    But in order for me to read the above, some enterprising papyrologist had to do the hard work of unrolling a brittle, charred scroll. As soon as you unroll the scroll, it starts to fall apart and you are left with hundreds of fragments that need to be carefully put together with the other fragments in correct order, much like how a person has to solve a 1000-piece jigsaw puzzle, but in this case, you might be missing many of the pieces, or some of the pieces are stuck together and you have to take them apart before finishing the puzzle. Here is the same text above but as a photo of its original fragment: 
Photo of P Herc 460, fragment 1
This piece, however, needs to be laid aside the other pieces to reconstruct the full text. Many times the texts are illegible and have to viewed under a multi-spectral, infra-red light in order to read the ink (click the link for a youtube video on the process). Without the infra-red light, it looks much more like a charred mess: 
Almost completely illegible charred Herc papyrus fragment
Photo Credit: The Friends of the Herculaneum Society
Fragments from an unrolled scroll put back together
Photo credit: www.npr.org
Often papyrologists double as artists and sketch their reconstructed texts in their notebooks. Here again is the same P Herc 460 fragment (highlighted in yellow) but hand-drawn and put to gether with other fragments:
P Herc 460, frag 1-4, redrawn by F. Casanova
(frag 1 is highlighted in yellow)
   What makes the NPR article, now, so exciting, is that with the particle accelerator and technique called "X-ray phase-contrast tomography," they can read the ink off the papyrus scroll without having to unroll it. This way, the rolled scroll is kept from potentially being destroyed by the unrolling process. The technique still needs further refinement but if all goes well, we might see previously unpublished scrolls accessible to the academy and public when their texts are reconstructed and made available in the print edition. I don't have the expertise to do any of the above, except to read the printed form of the texts. So I'll have to eagerly await along with everyone else what treasures can be unlocked when particle phyics and papyrology collide at Herculaneum!
   Want to watch a video demonstration of the process?

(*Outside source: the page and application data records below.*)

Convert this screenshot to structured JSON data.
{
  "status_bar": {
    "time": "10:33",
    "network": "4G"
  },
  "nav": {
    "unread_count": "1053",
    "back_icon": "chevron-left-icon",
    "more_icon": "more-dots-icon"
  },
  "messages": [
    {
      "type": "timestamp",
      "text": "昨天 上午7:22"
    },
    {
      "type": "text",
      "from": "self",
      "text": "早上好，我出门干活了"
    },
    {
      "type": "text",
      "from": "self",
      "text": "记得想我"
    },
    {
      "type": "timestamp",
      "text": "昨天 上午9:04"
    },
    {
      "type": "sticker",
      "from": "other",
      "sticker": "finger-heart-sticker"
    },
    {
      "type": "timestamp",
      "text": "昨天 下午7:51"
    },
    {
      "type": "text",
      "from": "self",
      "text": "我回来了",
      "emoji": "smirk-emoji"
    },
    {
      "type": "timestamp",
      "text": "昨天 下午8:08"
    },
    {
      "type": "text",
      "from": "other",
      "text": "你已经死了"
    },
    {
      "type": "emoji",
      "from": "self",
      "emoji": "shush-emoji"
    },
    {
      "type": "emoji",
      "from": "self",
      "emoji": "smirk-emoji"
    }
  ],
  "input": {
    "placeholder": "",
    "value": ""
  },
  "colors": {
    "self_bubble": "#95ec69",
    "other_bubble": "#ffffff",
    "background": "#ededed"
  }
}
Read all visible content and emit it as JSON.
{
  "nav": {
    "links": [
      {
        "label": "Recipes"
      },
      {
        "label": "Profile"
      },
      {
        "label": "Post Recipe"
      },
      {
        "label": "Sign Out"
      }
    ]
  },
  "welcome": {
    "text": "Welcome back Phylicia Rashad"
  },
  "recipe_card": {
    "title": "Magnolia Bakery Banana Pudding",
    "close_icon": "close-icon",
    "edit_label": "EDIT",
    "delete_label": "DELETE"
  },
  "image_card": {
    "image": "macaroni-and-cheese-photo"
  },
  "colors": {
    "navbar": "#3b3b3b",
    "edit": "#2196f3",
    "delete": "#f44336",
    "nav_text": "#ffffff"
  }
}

See the youtube video demonstration below from the University of Kentucky lab team. Wow!